BEGIN MATERIAL FOR THIS TASK
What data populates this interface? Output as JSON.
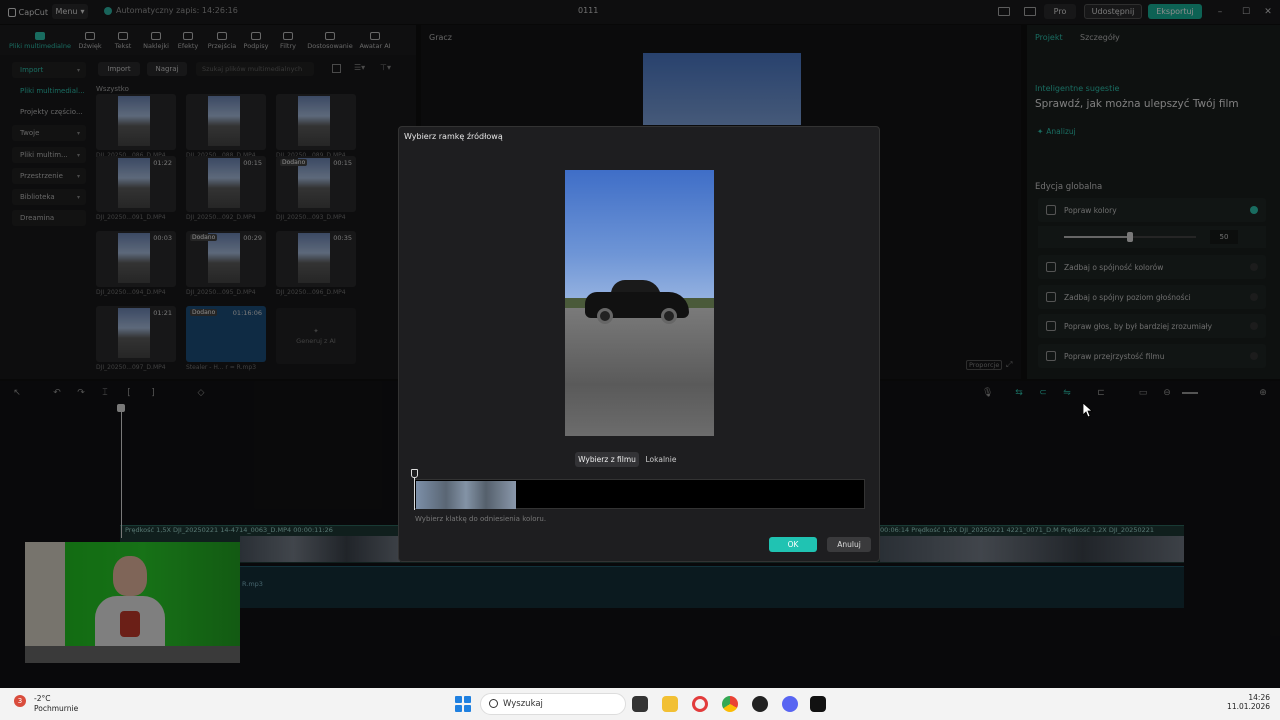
{
  "titlebar": {
    "app_name": "CapCut",
    "menu_label": "Menu",
    "autosave": "Automatyczny zapis: 14:26:16",
    "project_title": "0111",
    "pro_label": "Pro",
    "share_label": "Udostępnij",
    "export_label": "Eksportuj"
  },
  "media_tabs": [
    {
      "label": "Pliki multimedialne",
      "icon": "media-icon"
    },
    {
      "label": "Dźwięk",
      "icon": "audio-icon"
    },
    {
      "label": "Tekst",
      "icon": "text-icon"
    },
    {
      "label": "Naklejki",
      "icon": "sticker-icon"
    },
    {
      "label": "Efekty",
      "icon": "effects-icon"
    },
    {
      "label": "Przejścia",
      "icon": "transitions-icon"
    },
    {
      "label": "Podpisy",
      "icon": "captions-icon"
    },
    {
      "label": "Filtry",
      "icon": "filters-icon"
    },
    {
      "label": "Dostosowanie",
      "icon": "adjust-icon"
    },
    {
      "label": "Awatar AI",
      "icon": "avatar-icon"
    }
  ],
  "media_sidebar": [
    {
      "label": "Import"
    },
    {
      "label": "Pliki multimedial..."
    },
    {
      "label": "Projekty częścio..."
    },
    {
      "label": "Twoje"
    },
    {
      "label": "Pliki multim..."
    },
    {
      "label": "Przestrzenie"
    },
    {
      "label": "Biblioteka"
    },
    {
      "label": "Dreamina"
    }
  ],
  "media_toolbar": {
    "import_label": "Import",
    "record_label": "Nagraj",
    "search_placeholder": "Szukaj plików multimedialnych"
  },
  "media_all_label": "Wszystko",
  "media_items": [
    {
      "name": "DJI_20250...086_D.MP4",
      "duration": "",
      "badge": ""
    },
    {
      "name": "DJI_20250...088_D.MP4",
      "duration": "",
      "badge": ""
    },
    {
      "name": "DJI_20250...089_D.MP4",
      "duration": "",
      "badge": ""
    },
    {
      "name": "DJI_20250...091_D.MP4",
      "duration": "01:22",
      "badge": ""
    },
    {
      "name": "DJI_20250...092_D.MP4",
      "duration": "00:15",
      "badge": ""
    },
    {
      "name": "DJI_20250...093_D.MP4",
      "duration": "00:15",
      "badge": "Dodano"
    },
    {
      "name": "DJI_20250...094_D.MP4",
      "duration": "00:03",
      "badge": ""
    },
    {
      "name": "DJI_20250...095_D.MP4",
      "duration": "00:29",
      "badge": "Dodano"
    },
    {
      "name": "DJI_20250...096_D.MP4",
      "duration": "00:35",
      "badge": ""
    },
    {
      "name": "DJI_20250...097_D.MP4",
      "duration": "01:21",
      "badge": ""
    },
    {
      "name": "Stealer - H... r = R.mp3",
      "duration": "01:16:06",
      "badge": "Dodano"
    }
  ],
  "generate_ai_label": "Generuj z AI",
  "player": {
    "title": "Gracz",
    "ratio_label": "Proporcje"
  },
  "right_panel": {
    "tab_project": "Projekt",
    "tab_details": "Szczegóły",
    "smart_label": "Inteligentne sugestie",
    "smart_title": "Sprawdź, jak można ulepszyć Twój film",
    "analyze_label": "Analizuj",
    "global_label": "Edycja globalna",
    "rows": [
      {
        "label": "Popraw kolory",
        "on": true
      },
      {
        "label": "Zadbaj o spójność kolorów",
        "on": false
      },
      {
        "label": "Zadbaj o spójny poziom głośności",
        "on": false
      },
      {
        "label": "Popraw głos, by był bardziej zrozumiały",
        "on": false
      },
      {
        "label": "Popraw przejrzystość filmu",
        "on": false
      }
    ],
    "slider_value": "50",
    "slider_fraction": 0.5
  },
  "timeline": {
    "video_label_1": "Prędkość 1,5X  DJI_20250221 14-4714_0063_D.MP4  00:00:11:26",
    "video_label_2": "00:06:14   Prędkość 1,5X  DJI_20250221 4221_0071_D.M   Prędkość 1,2X  DJI_20250221",
    "audio_label": "R.mp3"
  },
  "modal": {
    "title": "Wybierz ramkę źródłową",
    "seg_film": "Wybierz z filmu",
    "seg_local": "Lokalnie",
    "hint": "Wybierz klatkę do odniesienia koloru.",
    "ok_label": "OK",
    "cancel_label": "Anuluj"
  },
  "taskbar": {
    "weather_badge": "3",
    "temperature": "-2°C",
    "condition": "Pochmurnie",
    "search_label": "Wyszukaj",
    "time": "14:26",
    "date": "11.01.2026"
  },
  "colors": {
    "accent": "#20c3b2",
    "taskbar": "#f3f3f3"
  }
}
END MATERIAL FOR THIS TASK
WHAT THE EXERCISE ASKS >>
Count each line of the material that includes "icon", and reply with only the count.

SOLUTION TO THE PROBLEM >>
10